§ EXERCISE DATA:
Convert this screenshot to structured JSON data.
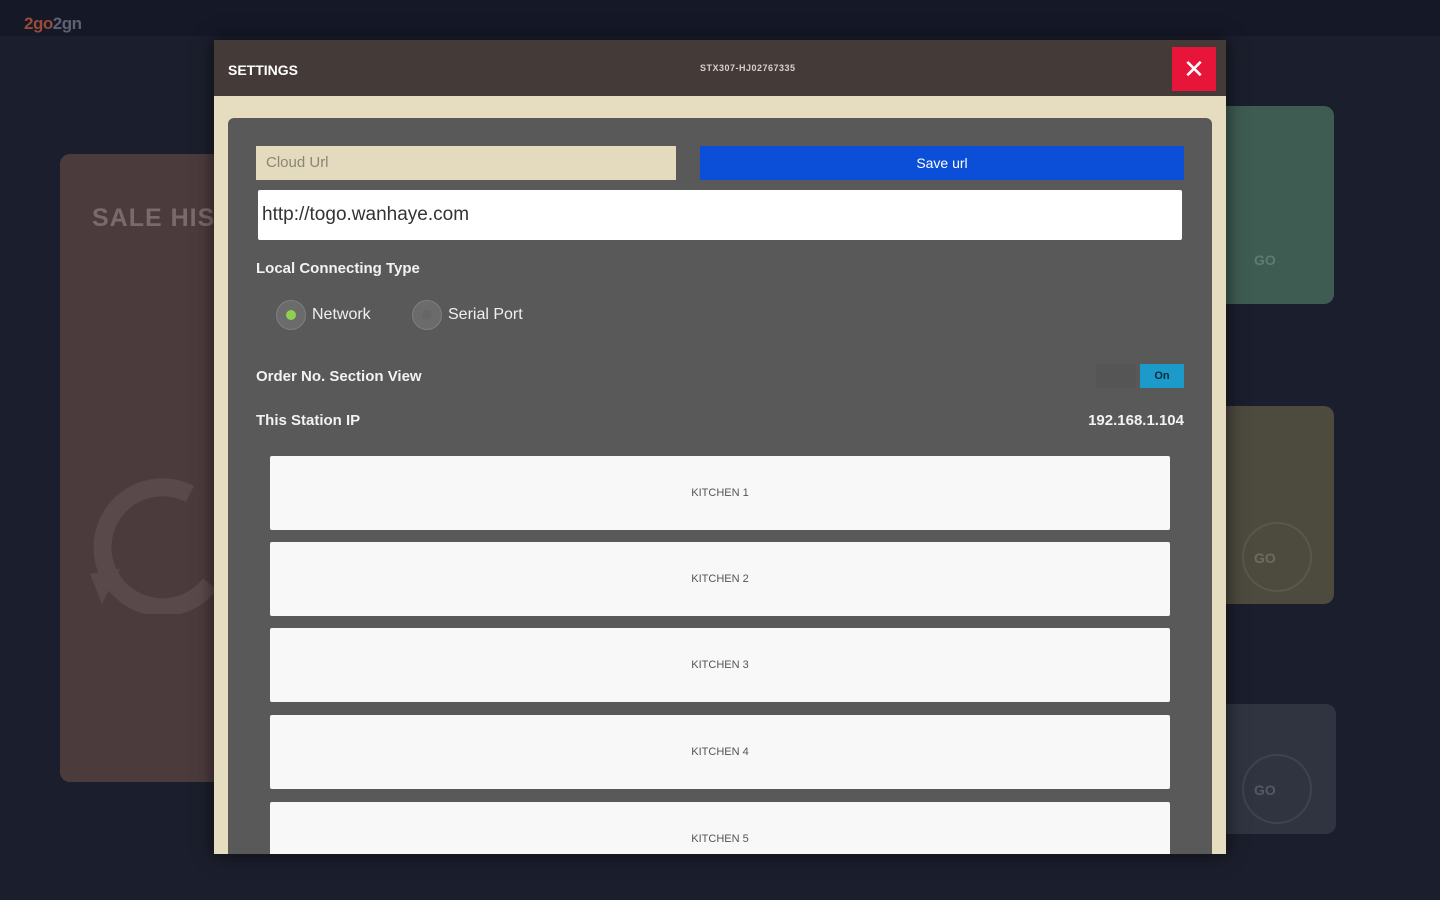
{
  "app": {
    "logo_part1": "2go",
    "logo_part2": "2gn"
  },
  "background": {
    "sale_card_title": "SALE HIST",
    "go_labels": [
      "GO",
      "GO",
      "GO"
    ]
  },
  "modal": {
    "title": "SETTINGS",
    "station_id": "STX307-HJ02767335",
    "close_icon": "close-icon",
    "cloud_url_label": "Cloud Url",
    "save_url_label": "Save url",
    "cloud_url_value": "http://togo.wanhaye.com",
    "local_connecting_type_label": "Local Connecting Type",
    "connection_options": [
      {
        "label": "Network",
        "selected": true
      },
      {
        "label": "Serial Port",
        "selected": false
      }
    ],
    "order_section_view_label": "Order No. Section View",
    "order_section_toggle": "On",
    "station_ip_label": "This Station IP",
    "station_ip_value": "192.168.1.104",
    "kitchens": [
      "KITCHEN 1",
      "KITCHEN 2",
      "KITCHEN 3",
      "KITCHEN 4",
      "KITCHEN 5"
    ]
  },
  "colors": {
    "background": "#1b1e2c",
    "modal_header": "#443a38",
    "modal_body": "#e6dcc0",
    "panel": "#595959",
    "save_button": "#0b4fd9",
    "close_button": "#e8153a",
    "toggle_on": "#1c9ac9",
    "radio_selected": "#8fd14f"
  }
}
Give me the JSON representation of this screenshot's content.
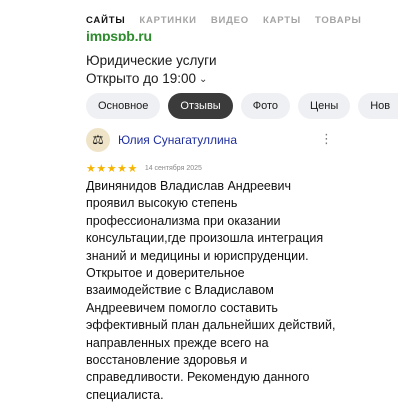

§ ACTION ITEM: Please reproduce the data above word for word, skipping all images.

§ FINISHED TASK:
Convert this screenshot to structured JSON data.
{
  "app": {
    "logo_part1": "2go",
    "logo_part2": "2gn"
  },
  "background": {
    "sale_card_title": "SALE HIST",
    "go_labels": [
      "GO",
      "GO",
      "GO"
    ]
  },
  "modal": {
    "title": "SETTINGS",
    "station_id": "STX307-HJ02767335",
    "close_icon": "close-icon",
    "cloud_url_label": "Cloud Url",
    "save_url_label": "Save url",
    "cloud_url_value": "http://togo.wanhaye.com",
    "local_connecting_type_label": "Local Connecting Type",
    "connection_options": [
      {
        "label": "Network",
        "selected": true
      },
      {
        "label": "Serial Port",
        "selected": false
      }
    ],
    "order_section_view_label": "Order No. Section View",
    "order_section_toggle": "On",
    "station_ip_label": "This Station IP",
    "station_ip_value": "192.168.1.104",
    "kitchens": [
      "KITCHEN 1",
      "KITCHEN 2",
      "KITCHEN 3",
      "KITCHEN 4",
      "KITCHEN 5"
    ]
  },
  "colors": {
    "background": "#1b1e2c",
    "modal_header": "#443a38",
    "modal_body": "#e6dcc0",
    "panel": "#595959",
    "save_button": "#0b4fd9",
    "close_button": "#e8153a",
    "toggle_on": "#1c9ac9",
    "radio_selected": "#8fd14f"
  }
}
Give me the JSON representation of this screenshot's content.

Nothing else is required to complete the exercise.